It isn't the prettiest Taro in the World....but it is growing.For that matter it is growing in the middle of the Winter while the temperature outside hovers around freezing, and the snow we received New Years Eve continues to linger on the ground. So in my book it is the best little Taro planting ever!
Now...from what I understand ,Taro takes along time to grow.Once the leaves start to fully establish themselves , it should take another 4 months to grow a corm large enough to both be harvest-able for edible purposes and a huli or portion of the top of the corm,along with the crown, suitable to grow a new corm for the following season. I believe from huli to a corm of harvest size it could take up to 7months. Sooooo....I figure if I can just keep my little guy alive until the end of May the plant should actually be old enough, and large enough, to have a good sized corm ready before the end of the garden season in my area. Of course I know I started it too early, but I was totally excited to see it grow and I just had to have something in my plant/junk room to nurture. So I am crossing my fingers(You can cross yours for me too...it just might help)and with a little luck I will not kill it, and I will even get a little reward for my troubles.

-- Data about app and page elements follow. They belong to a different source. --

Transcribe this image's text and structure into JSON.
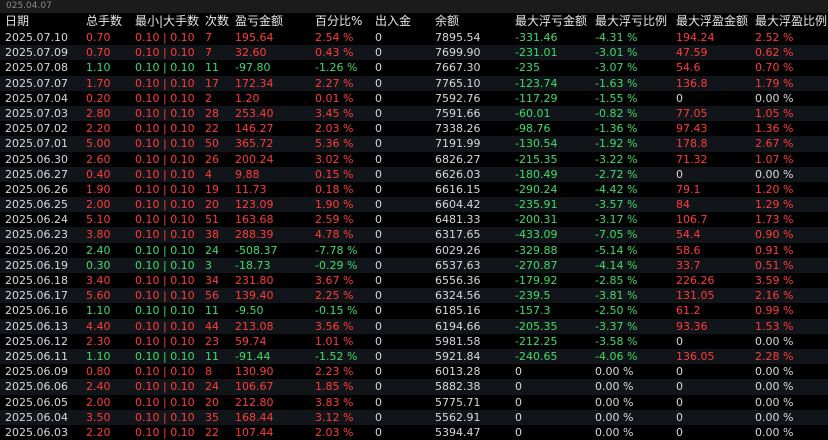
{
  "topbar": {
    "label": "025.04.07"
  },
  "colors": {
    "red": "#ff3b3b",
    "green": "#3ddc6a",
    "neutral": "#d8d8d8",
    "background": "#000000"
  },
  "table": {
    "columns": [
      "日期",
      "总手数",
      "最小|大手数",
      "次数",
      "盈亏金额",
      "百分比%",
      "出入金",
      "余额",
      "最大浮亏金额",
      "最大浮亏比例",
      "最大浮盈金额",
      "最大浮盈比例"
    ],
    "rows": [
      [
        "2025.07.10",
        "0.70",
        "0.10 | 0.10",
        "7",
        "195.64",
        "2.54 %",
        "0",
        "7895.54",
        "-331.46",
        "-4.31 %",
        "194.24",
        "2.52 %"
      ],
      [
        "2025.07.09",
        "0.70",
        "0.10 | 0.10",
        "7",
        "32.60",
        "0.43 %",
        "0",
        "7699.90",
        "-231.01",
        "-3.01 %",
        "47.59",
        "0.62 %"
      ],
      [
        "2025.07.08",
        "1.10",
        "0.10 | 0.10",
        "11",
        "-97.80",
        "-1.26 %",
        "0",
        "7667.30",
        "-235",
        "-3.07 %",
        "54.6",
        "0.70 %"
      ],
      [
        "2025.07.07",
        "1.70",
        "0.10 | 0.10",
        "17",
        "172.34",
        "2.27 %",
        "0",
        "7765.10",
        "-123.74",
        "-1.63 %",
        "136.8",
        "1.79 %"
      ],
      [
        "2025.07.04",
        "0.20",
        "0.10 | 0.10",
        "2",
        "1.20",
        "0.01 %",
        "0",
        "7592.76",
        "-117.29",
        "-1.55 %",
        "0",
        "0.00 %"
      ],
      [
        "2025.07.03",
        "2.80",
        "0.10 | 0.10",
        "28",
        "253.40",
        "3.45 %",
        "0",
        "7591.66",
        "-60.01",
        "-0.82 %",
        "77.05",
        "1.05 %"
      ],
      [
        "2025.07.02",
        "2.20",
        "0.10 | 0.10",
        "22",
        "146.27",
        "2.03 %",
        "0",
        "7338.26",
        "-98.76",
        "-1.36 %",
        "97.43",
        "1.36 %"
      ],
      [
        "2025.07.01",
        "5.00",
        "0.10 | 0.10",
        "50",
        "365.72",
        "5.36 %",
        "0",
        "7191.99",
        "-130.54",
        "-1.92 %",
        "178.8",
        "2.67 %"
      ],
      [
        "2025.06.30",
        "2.60",
        "0.10 | 0.10",
        "26",
        "200.24",
        "3.02 %",
        "0",
        "6826.27",
        "-215.35",
        "-3.22 %",
        "71.32",
        "1.07 %"
      ],
      [
        "2025.06.27",
        "0.40",
        "0.10 | 0.10",
        "4",
        "9.88",
        "0.15 %",
        "0",
        "6626.03",
        "-180.49",
        "-2.72 %",
        "0",
        "0.00 %"
      ],
      [
        "2025.06.26",
        "1.90",
        "0.10 | 0.10",
        "19",
        "11.73",
        "0.18 %",
        "0",
        "6616.15",
        "-290.24",
        "-4.42 %",
        "79.1",
        "1.20 %"
      ],
      [
        "2025.06.25",
        "2.00",
        "0.10 | 0.10",
        "20",
        "123.09",
        "1.90 %",
        "0",
        "6604.42",
        "-235.91",
        "-3.57 %",
        "84",
        "1.29 %"
      ],
      [
        "2025.06.24",
        "5.10",
        "0.10 | 0.10",
        "51",
        "163.68",
        "2.59 %",
        "0",
        "6481.33",
        "-200.31",
        "-3.17 %",
        "106.7",
        "1.73 %"
      ],
      [
        "2025.06.23",
        "3.80",
        "0.10 | 0.10",
        "38",
        "288.39",
        "4.78 %",
        "0",
        "6317.65",
        "-433.09",
        "-7.05 %",
        "54.4",
        "0.90 %"
      ],
      [
        "2025.06.20",
        "2.40",
        "0.10 | 0.10",
        "24",
        "-508.37",
        "-7.78 %",
        "0",
        "6029.26",
        "-329.88",
        "-5.14 %",
        "58.6",
        "0.91 %"
      ],
      [
        "2025.06.19",
        "0.30",
        "0.10 | 0.10",
        "3",
        "-18.73",
        "-0.29 %",
        "0",
        "6537.63",
        "-270.87",
        "-4.14 %",
        "33.7",
        "0.51 %"
      ],
      [
        "2025.06.18",
        "3.40",
        "0.10 | 0.10",
        "34",
        "231.80",
        "3.67 %",
        "0",
        "6556.36",
        "-179.92",
        "-2.85 %",
        "226.26",
        "3.59 %"
      ],
      [
        "2025.06.17",
        "5.60",
        "0.10 | 0.10",
        "56",
        "139.40",
        "2.25 %",
        "0",
        "6324.56",
        "-239.5",
        "-3.81 %",
        "131.05",
        "2.16 %"
      ],
      [
        "2025.06.16",
        "1.10",
        "0.10 | 0.10",
        "11",
        "-9.50",
        "-0.15 %",
        "0",
        "6185.16",
        "-157.3",
        "-2.50 %",
        "61.2",
        "0.99 %"
      ],
      [
        "2025.06.13",
        "4.40",
        "0.10 | 0.10",
        "44",
        "213.08",
        "3.56 %",
        "0",
        "6194.66",
        "-205.35",
        "-3.37 %",
        "93.36",
        "1.53 %"
      ],
      [
        "2025.06.12",
        "2.30",
        "0.10 | 0.10",
        "23",
        "59.74",
        "1.01 %",
        "0",
        "5981.58",
        "-212.25",
        "-3.58 %",
        "0",
        "0.00 %"
      ],
      [
        "2025.06.11",
        "1.10",
        "0.10 | 0.10",
        "11",
        "-91.44",
        "-1.52 %",
        "0",
        "5921.84",
        "-240.65",
        "-4.06 %",
        "136.05",
        "2.28 %"
      ],
      [
        "2025.06.09",
        "0.80",
        "0.10 | 0.10",
        "8",
        "130.90",
        "2.23 %",
        "0",
        "6013.28",
        "0",
        "0.00 %",
        "0",
        "0.00 %"
      ],
      [
        "2025.06.06",
        "2.40",
        "0.10 | 0.10",
        "24",
        "106.67",
        "1.85 %",
        "0",
        "5882.38",
        "0",
        "0.00 %",
        "0",
        "0.00 %"
      ],
      [
        "2025.06.05",
        "2.00",
        "0.10 | 0.10",
        "20",
        "212.80",
        "3.83 %",
        "0",
        "5775.71",
        "0",
        "0.00 %",
        "0",
        "0.00 %"
      ],
      [
        "2025.06.04",
        "3.50",
        "0.10 | 0.10",
        "35",
        "168.44",
        "3.12 %",
        "0",
        "5562.91",
        "0",
        "0.00 %",
        "0",
        "0.00 %"
      ],
      [
        "2025.06.03",
        "2.20",
        "0.10 | 0.10",
        "22",
        "107.44",
        "2.03 %",
        "0",
        "5394.47",
        "0",
        "0.00 %",
        "0",
        "0.00 %"
      ]
    ]
  }
}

Right now I have two corms planted. Both have finally sprouted. The bigger leaved of the two plants is the one most visible in the picture. That one sprouted about three weeks in advance of it's littler brother, but I have faith in them both. I know that they like moisture and some people who grow them in colder regions, immerse their pots into garbage cans of water to mimic their more natural growing conditions. However I have also read that growing them in average soil kept moist is another option.I don't have the room for the type of set-up a water garden would require, so it is average soil for me .
That all being said, this is my very first time growing Taro. That means, this information is just from what I have gathered during my limited research. So none of this is 100% written in stone, and there may be things I am not quite understanding, or may be overlooking.But I am learning....and I promise to post all that I learn about this beautiful leafy and totally tasty plant.... right up until I thinly slice and deep fry the harvest.
More Taro Tales to come :) .....